* _EXERCISE_
Pick out every line in the data below that holds "shield".

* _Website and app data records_
Content starts

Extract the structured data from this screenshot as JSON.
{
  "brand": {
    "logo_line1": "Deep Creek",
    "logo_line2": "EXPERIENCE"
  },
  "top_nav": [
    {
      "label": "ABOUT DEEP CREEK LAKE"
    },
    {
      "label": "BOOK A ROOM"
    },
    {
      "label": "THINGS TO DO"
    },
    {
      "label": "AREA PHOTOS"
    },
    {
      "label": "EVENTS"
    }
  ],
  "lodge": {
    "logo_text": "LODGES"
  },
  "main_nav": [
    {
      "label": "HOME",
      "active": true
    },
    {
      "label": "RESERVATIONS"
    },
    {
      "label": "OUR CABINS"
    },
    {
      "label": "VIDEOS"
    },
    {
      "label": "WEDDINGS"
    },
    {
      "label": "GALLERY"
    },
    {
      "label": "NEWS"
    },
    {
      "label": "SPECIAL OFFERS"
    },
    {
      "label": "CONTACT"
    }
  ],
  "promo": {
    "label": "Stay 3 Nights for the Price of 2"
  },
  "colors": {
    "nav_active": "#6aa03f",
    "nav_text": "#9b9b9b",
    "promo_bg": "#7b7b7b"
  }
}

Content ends
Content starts

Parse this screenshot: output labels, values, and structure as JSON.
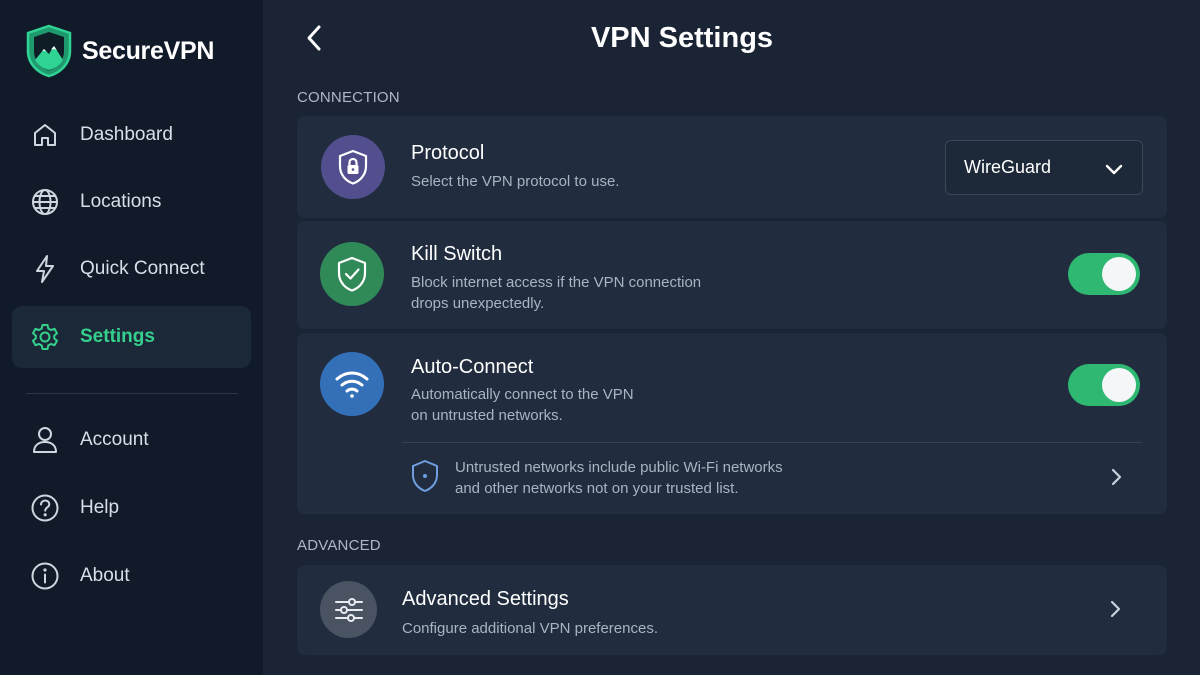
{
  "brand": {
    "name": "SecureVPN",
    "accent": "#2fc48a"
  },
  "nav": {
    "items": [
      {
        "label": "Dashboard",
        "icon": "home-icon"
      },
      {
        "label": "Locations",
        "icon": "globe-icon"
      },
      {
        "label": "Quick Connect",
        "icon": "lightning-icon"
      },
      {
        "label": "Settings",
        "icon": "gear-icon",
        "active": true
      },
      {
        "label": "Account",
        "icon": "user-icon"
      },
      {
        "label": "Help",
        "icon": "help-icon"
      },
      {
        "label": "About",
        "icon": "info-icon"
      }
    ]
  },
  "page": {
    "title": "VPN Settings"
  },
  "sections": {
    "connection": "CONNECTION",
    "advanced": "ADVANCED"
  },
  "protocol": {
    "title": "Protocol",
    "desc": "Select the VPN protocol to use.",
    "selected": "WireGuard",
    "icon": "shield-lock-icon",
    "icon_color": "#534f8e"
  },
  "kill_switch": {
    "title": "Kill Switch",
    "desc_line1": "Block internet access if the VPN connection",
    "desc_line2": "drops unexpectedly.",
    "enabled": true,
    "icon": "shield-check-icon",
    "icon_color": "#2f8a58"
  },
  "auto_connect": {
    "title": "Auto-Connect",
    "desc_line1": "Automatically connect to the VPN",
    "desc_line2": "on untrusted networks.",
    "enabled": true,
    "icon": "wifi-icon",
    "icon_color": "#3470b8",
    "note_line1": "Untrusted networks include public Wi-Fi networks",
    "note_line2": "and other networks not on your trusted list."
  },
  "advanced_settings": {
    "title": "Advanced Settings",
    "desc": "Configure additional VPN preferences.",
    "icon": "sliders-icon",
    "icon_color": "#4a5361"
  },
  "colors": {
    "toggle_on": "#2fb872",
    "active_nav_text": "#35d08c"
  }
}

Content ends
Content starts

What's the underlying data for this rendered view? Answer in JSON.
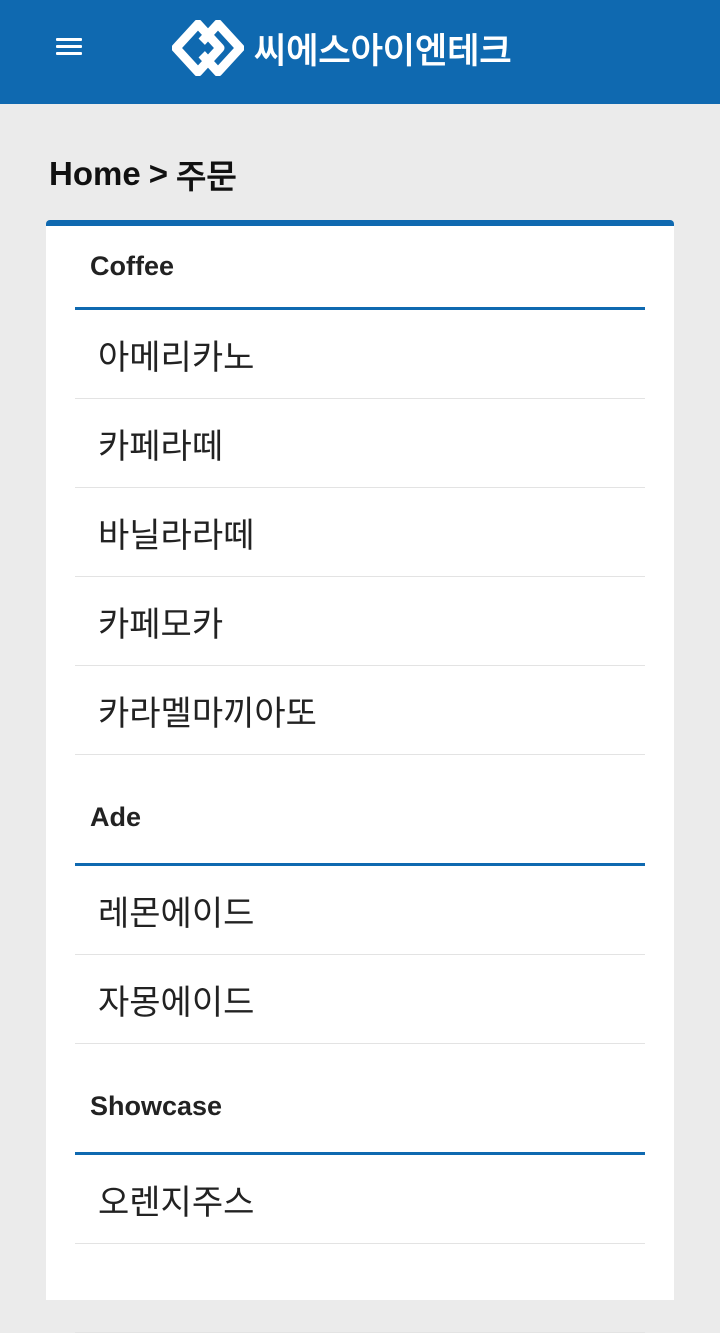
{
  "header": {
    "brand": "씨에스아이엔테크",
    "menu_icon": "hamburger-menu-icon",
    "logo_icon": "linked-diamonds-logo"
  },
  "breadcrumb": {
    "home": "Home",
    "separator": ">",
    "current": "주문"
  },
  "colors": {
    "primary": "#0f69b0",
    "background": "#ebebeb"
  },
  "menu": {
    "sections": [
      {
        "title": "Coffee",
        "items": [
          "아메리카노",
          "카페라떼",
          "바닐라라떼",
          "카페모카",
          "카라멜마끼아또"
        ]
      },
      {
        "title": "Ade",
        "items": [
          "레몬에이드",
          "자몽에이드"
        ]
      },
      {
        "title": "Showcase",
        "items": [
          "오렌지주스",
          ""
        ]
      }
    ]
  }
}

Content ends

* _RESPONSE AREA_
    "icon": "shield-lock-icon",
    "icon": "shield-check-icon",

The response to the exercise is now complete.